Take each line of the entries below that contains "contrato" and copy it.

Website and app data records
-*-
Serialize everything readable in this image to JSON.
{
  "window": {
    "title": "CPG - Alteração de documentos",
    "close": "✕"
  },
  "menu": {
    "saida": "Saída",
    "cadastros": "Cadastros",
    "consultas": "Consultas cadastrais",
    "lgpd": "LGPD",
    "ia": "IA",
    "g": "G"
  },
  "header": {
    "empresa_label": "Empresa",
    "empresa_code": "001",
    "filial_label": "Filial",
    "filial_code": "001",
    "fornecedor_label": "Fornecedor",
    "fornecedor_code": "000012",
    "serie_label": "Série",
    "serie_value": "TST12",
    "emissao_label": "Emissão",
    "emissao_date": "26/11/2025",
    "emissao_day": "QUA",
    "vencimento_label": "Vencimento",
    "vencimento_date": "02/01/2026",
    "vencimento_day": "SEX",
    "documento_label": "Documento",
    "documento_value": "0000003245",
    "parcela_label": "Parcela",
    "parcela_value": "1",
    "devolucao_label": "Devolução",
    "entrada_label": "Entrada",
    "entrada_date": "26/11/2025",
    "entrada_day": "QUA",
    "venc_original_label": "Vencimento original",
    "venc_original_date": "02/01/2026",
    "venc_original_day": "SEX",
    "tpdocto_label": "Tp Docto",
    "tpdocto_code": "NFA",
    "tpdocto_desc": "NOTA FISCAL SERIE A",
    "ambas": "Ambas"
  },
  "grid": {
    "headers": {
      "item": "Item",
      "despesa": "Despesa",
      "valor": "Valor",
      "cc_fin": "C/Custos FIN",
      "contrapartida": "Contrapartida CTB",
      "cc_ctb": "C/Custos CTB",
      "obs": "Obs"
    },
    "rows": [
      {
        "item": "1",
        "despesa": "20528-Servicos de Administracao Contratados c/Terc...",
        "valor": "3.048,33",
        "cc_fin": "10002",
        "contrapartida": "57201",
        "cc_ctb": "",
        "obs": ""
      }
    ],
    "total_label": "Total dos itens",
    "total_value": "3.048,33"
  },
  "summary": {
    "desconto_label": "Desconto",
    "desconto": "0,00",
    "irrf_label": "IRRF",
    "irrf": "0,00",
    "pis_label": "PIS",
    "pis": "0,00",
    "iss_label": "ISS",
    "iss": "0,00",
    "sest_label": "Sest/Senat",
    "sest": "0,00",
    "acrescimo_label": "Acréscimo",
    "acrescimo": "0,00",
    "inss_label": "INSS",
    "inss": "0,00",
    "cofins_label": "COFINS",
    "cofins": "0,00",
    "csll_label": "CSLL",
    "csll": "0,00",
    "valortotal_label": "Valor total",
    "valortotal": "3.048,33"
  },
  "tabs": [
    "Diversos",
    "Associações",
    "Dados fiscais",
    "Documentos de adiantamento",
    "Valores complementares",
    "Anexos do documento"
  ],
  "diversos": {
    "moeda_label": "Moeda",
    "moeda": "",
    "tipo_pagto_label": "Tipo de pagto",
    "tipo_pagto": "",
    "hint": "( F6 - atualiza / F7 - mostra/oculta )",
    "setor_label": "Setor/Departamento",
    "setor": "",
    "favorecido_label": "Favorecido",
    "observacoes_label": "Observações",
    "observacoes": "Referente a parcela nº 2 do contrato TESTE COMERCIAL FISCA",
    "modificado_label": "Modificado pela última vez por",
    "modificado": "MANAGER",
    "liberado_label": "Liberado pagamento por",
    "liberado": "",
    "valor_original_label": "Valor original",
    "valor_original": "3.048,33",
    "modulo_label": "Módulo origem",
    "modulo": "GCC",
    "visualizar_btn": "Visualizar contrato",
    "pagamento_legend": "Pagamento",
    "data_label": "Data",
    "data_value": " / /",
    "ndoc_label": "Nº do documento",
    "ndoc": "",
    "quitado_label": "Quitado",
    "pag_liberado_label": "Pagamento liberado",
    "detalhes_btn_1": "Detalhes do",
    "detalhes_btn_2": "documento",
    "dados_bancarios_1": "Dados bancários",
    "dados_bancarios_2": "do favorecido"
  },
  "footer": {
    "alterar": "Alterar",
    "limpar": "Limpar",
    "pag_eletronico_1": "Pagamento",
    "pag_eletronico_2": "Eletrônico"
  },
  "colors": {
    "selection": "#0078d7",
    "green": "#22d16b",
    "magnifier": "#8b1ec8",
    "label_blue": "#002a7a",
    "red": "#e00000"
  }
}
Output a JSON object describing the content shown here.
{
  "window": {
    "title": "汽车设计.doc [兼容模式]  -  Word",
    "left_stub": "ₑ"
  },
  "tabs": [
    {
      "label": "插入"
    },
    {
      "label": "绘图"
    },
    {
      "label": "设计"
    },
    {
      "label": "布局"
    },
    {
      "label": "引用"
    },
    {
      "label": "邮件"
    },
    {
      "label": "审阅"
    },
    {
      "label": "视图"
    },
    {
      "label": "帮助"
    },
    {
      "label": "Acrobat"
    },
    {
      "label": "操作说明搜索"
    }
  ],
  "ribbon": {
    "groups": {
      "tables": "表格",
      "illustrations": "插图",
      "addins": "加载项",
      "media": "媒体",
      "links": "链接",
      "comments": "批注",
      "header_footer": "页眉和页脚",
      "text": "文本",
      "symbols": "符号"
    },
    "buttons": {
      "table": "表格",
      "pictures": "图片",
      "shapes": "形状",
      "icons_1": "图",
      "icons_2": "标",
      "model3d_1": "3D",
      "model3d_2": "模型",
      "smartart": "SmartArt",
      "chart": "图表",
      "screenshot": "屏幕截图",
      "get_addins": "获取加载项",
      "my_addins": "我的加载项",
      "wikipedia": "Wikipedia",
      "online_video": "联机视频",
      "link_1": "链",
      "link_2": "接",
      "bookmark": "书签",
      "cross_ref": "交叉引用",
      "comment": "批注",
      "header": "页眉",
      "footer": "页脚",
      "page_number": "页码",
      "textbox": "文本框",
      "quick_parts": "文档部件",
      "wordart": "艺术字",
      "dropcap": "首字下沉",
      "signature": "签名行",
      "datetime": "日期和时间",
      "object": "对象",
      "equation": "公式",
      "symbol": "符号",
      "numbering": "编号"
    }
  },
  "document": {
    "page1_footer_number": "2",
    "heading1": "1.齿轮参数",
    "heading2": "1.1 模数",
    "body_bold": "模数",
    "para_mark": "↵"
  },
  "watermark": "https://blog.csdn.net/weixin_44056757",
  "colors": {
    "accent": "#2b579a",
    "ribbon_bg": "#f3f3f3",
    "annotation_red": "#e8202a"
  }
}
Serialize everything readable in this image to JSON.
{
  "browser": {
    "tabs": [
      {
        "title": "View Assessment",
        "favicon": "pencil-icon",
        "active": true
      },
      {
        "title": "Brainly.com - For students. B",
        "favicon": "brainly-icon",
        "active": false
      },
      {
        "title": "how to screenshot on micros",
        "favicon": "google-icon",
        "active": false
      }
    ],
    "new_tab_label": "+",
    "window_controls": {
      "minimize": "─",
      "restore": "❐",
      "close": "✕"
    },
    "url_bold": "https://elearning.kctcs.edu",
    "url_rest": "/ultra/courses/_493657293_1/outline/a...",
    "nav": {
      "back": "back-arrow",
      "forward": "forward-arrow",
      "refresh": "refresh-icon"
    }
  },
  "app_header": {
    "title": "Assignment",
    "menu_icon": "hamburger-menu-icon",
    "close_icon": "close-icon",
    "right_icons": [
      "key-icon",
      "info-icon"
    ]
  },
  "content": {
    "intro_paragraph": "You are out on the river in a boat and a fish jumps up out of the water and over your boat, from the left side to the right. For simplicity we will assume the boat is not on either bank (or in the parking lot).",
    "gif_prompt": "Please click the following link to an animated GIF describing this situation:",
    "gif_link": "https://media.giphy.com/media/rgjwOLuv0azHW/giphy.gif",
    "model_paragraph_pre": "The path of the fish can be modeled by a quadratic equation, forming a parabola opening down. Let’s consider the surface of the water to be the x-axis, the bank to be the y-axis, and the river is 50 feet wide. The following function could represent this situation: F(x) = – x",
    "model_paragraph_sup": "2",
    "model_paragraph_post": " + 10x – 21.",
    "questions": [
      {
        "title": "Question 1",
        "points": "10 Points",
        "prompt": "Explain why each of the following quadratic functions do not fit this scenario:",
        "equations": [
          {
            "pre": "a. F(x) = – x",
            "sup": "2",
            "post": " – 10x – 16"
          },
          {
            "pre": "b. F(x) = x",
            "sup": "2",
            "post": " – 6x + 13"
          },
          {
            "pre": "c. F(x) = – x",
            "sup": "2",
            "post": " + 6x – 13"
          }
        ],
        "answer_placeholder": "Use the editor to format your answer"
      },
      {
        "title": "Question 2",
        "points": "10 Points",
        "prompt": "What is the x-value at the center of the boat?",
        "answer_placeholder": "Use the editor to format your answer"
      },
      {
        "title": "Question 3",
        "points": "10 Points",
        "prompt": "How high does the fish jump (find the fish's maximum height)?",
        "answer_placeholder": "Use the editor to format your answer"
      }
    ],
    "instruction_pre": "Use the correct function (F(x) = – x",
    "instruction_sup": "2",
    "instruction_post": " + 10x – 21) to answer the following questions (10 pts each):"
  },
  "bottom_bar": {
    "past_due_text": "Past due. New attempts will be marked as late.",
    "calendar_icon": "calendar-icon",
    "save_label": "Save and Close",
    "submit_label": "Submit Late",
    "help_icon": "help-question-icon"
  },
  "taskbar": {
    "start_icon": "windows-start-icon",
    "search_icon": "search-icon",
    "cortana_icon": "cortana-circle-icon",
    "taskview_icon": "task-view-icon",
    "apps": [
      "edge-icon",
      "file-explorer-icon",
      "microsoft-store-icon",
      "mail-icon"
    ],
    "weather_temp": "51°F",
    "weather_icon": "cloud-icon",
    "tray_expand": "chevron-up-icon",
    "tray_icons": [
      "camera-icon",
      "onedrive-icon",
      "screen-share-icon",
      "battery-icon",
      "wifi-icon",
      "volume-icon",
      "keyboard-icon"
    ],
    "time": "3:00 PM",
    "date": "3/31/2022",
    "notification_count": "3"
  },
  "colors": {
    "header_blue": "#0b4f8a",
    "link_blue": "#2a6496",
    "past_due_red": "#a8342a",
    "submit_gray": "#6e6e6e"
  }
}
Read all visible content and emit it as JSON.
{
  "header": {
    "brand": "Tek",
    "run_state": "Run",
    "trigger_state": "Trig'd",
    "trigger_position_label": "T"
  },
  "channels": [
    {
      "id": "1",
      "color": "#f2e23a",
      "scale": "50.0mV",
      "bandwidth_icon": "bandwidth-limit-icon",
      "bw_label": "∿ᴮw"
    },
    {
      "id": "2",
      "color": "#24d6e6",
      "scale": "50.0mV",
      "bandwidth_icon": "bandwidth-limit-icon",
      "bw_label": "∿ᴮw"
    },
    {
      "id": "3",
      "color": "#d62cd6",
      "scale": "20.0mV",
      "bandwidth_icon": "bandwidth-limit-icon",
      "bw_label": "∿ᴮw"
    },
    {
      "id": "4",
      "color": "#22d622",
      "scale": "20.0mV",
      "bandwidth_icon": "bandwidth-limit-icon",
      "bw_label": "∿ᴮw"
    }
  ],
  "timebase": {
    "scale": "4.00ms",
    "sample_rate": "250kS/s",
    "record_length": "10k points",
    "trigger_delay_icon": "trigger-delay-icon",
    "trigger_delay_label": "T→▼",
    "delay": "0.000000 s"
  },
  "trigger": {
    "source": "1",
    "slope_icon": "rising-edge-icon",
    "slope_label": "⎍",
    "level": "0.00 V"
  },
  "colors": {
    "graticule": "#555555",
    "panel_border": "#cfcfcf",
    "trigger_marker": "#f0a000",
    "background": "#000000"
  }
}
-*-
RESULT FOR THIS EXERCISE:
    "observacoes": "Referente a parcela nº 2 do contrato TESTE COMERCIAL FISCA",
    "visualizar_btn": "Visualizar contrato",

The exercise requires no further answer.